In this article 4 value types for the "**formula" **parameter are discussed:

- Exact numbers
- Rounded numbers
- Symbolic functions
- Matrices and Vectors (Linear Algebra)

Finally, also the possibility of making calculations (e.g. "parameter1 * parameter2"), adding conditions (e.g. "parameters can not be equal to 0") and operations (e.g. "take the integral of this parameter value w.r.t. x").

## Parameter Values

#### Exact numbers

The standard method for parameters in Grasple is that they remain exact. You can type in the value using the equation editor. For example: type "3/2 * \pi" and you will get an exact representation of that value. See an example of exact parameter values below:

#### Rounded numbers

When you want to round off the values, you can enable rounding and set the number of decimals to which the number needs to be rounded.
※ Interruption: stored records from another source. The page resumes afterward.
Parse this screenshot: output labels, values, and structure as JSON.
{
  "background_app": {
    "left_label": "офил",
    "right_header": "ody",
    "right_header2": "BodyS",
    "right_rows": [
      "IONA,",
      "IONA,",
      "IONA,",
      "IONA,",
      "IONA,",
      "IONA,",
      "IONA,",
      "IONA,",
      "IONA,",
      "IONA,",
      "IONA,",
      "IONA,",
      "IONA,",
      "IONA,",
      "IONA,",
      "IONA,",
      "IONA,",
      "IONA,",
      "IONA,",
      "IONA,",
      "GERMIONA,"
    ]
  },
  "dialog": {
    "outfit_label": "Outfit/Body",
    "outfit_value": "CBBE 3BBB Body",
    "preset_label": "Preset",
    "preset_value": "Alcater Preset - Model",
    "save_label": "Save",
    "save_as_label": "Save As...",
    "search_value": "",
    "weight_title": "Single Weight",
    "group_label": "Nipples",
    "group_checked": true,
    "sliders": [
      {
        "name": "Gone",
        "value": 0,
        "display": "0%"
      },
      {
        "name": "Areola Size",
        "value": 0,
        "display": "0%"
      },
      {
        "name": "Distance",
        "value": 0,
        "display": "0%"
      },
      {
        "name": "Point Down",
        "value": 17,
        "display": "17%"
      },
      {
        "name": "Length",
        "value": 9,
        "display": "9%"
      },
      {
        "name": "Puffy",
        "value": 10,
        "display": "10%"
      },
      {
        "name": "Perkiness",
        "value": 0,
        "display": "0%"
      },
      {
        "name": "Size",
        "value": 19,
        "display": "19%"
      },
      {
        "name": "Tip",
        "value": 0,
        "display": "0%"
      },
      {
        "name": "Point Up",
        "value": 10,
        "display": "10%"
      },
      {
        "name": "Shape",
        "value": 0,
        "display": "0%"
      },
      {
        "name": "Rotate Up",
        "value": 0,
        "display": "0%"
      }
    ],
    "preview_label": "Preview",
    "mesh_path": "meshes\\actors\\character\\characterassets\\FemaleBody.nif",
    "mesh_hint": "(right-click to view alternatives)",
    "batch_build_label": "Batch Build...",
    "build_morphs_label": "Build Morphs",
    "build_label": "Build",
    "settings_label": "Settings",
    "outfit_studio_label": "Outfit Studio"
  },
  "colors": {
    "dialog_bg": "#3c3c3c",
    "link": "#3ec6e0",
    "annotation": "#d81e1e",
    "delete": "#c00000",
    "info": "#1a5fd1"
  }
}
This option only works if the value of the parameter is a value, and not a symbolic function or matrix. See the earlier example but now with rounded parameter values below:

#### Symbolic functions

A parameter can also hold a symbolic function. You can type a symbolic function with the equation editor. In addition, you can also calculate with the symbolic functions. See the example below:

#### Matrices and Vectors (Linear Algebra)

Parameters can also hold Matrix and Vector values, which consequently can be used in Linear Algebra exercises (read more about creating Linear Algebra Exercises). Use the equation editor to create a Matrix value for the parameter. See an example below:

## Parameter Options & Operations

#### Calculating in a parameter value

You can make calculations in a parameter value. The resulting value will be the simplified version of the value (e.g. entering "2+2" will give the parameter the value "4"). You can combine parameters with other values, as long as they match in dimensions (e.g. adding a matrix and a number (scalar) will result in an error). See two examples below for calculating with algebra and matrices below:**Calculating in a parameter - Algebra**

**Calculating in a parameter - Linear Algebra**

#### Parameter conditions

You can apply conditions on a parameter. There are five conditions available: greater than or equal to, greater than, not equal to, less than and less than or equal to.

Apply the conditions by using the "+condition" on the right side of the specific parameter row.

If you want to apply a condition that two parameters are not equal to each other (e.g. if "parameter1 - parameter2" is the denominator in a fraction), you can achieve this by creating a new parameter which is equal to "parameter1 - parameter2" and applying the condition "not equal to zero". See an example below:

#### Operations on parameters

You can apply operations on parameters by selecting the appropriate operator from the dropdown menu. Examples of operators are calculating the integral of function, derivative of a function and the inverse of a matrix.

Want to know which operators are available? See the list of operators.

We are actively expanding the set of operators and are keen to receive feature requests for new operators. Are you missing an operator? Let us know by providing

- a (short) example exercise
- description of the input and output of the operator
- Operator name suggestion

We will quickly get back to you whether we can implement such an operator.

Do you have any questions about parameterising an exercise or any other options in Grasple? You can contact us via the the chat icon in the bottom right corner.